YOUR TASK: Go through the records and filter out every line lacking the word "icon"; copy the lines that remain.

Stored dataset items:

+ + + +

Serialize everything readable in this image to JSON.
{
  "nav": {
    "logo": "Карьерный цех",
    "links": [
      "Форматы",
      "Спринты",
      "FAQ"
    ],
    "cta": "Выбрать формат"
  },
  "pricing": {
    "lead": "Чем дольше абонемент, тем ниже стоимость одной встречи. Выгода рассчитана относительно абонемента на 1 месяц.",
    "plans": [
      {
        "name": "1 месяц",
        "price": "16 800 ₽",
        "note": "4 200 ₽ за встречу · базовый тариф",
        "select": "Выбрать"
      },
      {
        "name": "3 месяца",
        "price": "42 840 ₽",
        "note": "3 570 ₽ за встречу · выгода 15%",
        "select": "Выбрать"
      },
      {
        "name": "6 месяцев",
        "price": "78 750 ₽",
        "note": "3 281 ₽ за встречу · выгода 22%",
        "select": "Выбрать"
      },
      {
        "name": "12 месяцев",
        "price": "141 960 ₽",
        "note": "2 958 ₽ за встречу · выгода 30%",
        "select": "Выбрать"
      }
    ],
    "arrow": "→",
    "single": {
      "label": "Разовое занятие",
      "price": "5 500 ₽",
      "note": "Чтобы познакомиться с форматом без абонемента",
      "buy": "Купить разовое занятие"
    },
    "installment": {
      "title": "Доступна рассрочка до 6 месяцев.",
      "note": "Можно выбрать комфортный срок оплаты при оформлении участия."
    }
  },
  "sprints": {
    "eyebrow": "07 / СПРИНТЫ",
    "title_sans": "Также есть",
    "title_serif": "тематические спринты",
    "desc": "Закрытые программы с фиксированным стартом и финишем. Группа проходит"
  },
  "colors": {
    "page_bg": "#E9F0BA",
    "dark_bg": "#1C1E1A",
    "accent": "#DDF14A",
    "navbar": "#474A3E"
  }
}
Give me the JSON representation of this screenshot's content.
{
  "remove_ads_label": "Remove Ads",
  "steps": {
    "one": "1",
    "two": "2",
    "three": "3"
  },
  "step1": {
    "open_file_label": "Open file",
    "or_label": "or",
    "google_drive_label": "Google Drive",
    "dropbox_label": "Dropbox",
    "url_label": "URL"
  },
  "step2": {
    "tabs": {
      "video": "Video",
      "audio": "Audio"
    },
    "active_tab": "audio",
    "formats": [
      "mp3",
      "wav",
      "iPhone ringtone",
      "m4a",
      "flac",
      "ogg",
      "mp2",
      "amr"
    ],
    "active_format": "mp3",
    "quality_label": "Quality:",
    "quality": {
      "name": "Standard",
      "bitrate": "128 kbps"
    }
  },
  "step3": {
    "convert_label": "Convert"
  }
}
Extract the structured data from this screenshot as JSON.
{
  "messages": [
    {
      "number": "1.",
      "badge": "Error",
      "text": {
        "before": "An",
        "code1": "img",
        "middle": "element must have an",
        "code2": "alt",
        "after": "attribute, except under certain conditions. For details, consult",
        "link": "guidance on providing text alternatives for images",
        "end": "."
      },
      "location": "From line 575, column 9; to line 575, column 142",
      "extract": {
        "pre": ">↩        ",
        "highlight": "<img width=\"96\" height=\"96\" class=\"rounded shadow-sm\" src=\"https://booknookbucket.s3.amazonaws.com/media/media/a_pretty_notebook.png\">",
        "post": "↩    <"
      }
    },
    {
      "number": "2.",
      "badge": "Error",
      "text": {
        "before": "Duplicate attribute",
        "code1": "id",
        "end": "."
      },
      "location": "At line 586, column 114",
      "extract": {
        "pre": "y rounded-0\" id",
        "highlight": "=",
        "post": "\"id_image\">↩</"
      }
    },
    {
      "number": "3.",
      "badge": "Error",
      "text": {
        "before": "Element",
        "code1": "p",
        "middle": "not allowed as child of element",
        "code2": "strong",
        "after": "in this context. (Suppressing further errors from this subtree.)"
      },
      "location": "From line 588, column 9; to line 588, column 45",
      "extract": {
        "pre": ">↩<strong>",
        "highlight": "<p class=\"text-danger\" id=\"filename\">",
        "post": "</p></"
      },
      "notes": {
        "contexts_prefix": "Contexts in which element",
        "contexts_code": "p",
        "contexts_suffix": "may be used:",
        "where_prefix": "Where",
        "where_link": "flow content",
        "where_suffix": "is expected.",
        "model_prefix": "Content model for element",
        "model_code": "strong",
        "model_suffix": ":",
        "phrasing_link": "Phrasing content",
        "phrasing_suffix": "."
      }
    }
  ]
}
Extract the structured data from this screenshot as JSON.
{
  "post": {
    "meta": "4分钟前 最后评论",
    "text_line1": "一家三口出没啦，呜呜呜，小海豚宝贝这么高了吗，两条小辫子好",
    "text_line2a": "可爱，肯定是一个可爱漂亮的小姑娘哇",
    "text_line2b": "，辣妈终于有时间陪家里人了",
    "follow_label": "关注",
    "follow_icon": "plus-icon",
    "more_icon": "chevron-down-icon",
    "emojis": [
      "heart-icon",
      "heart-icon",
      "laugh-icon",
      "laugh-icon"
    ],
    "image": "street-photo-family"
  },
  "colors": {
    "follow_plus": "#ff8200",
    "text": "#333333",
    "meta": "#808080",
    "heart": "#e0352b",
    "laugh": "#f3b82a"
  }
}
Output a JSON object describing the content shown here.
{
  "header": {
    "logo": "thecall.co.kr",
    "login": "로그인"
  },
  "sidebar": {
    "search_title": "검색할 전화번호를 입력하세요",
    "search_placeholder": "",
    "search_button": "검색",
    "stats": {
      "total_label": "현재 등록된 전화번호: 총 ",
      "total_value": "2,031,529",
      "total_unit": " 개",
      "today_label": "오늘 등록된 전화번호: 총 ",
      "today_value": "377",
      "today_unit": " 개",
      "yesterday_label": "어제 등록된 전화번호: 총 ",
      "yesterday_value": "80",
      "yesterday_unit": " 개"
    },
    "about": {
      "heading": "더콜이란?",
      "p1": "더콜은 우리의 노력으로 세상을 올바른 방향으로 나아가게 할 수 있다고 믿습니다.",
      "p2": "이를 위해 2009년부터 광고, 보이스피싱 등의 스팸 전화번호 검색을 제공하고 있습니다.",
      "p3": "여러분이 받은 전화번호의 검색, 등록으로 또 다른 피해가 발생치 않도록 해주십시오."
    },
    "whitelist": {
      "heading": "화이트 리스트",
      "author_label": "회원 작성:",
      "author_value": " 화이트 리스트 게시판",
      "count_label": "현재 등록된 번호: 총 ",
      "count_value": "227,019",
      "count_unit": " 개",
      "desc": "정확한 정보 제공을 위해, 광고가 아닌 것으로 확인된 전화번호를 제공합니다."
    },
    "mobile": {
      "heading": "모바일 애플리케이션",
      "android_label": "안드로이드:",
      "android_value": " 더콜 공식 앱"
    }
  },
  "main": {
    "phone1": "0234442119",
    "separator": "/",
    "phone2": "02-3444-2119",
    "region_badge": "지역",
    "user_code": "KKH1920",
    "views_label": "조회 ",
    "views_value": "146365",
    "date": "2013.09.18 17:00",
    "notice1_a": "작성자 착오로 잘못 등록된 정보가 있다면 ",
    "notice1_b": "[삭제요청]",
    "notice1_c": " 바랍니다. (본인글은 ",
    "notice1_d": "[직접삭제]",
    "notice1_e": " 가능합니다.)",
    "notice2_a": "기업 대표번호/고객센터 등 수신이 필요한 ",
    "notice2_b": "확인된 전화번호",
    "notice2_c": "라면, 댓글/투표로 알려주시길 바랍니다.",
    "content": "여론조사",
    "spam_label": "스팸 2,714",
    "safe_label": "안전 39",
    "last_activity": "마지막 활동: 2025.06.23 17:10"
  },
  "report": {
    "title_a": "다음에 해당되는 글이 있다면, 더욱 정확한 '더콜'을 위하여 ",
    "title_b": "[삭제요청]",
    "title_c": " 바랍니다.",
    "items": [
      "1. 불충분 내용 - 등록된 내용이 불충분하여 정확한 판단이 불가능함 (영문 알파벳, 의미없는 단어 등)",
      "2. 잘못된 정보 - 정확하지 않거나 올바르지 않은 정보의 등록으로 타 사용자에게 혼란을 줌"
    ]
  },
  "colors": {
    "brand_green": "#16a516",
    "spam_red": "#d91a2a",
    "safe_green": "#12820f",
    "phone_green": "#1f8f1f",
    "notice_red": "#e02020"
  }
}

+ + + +

SOLUTION:
    "follow_icon": "plus-icon",
    "more_icon": "chevron-down-icon",
      "heart-icon",
      "heart-icon",
      "laugh-icon",
      "laugh-icon"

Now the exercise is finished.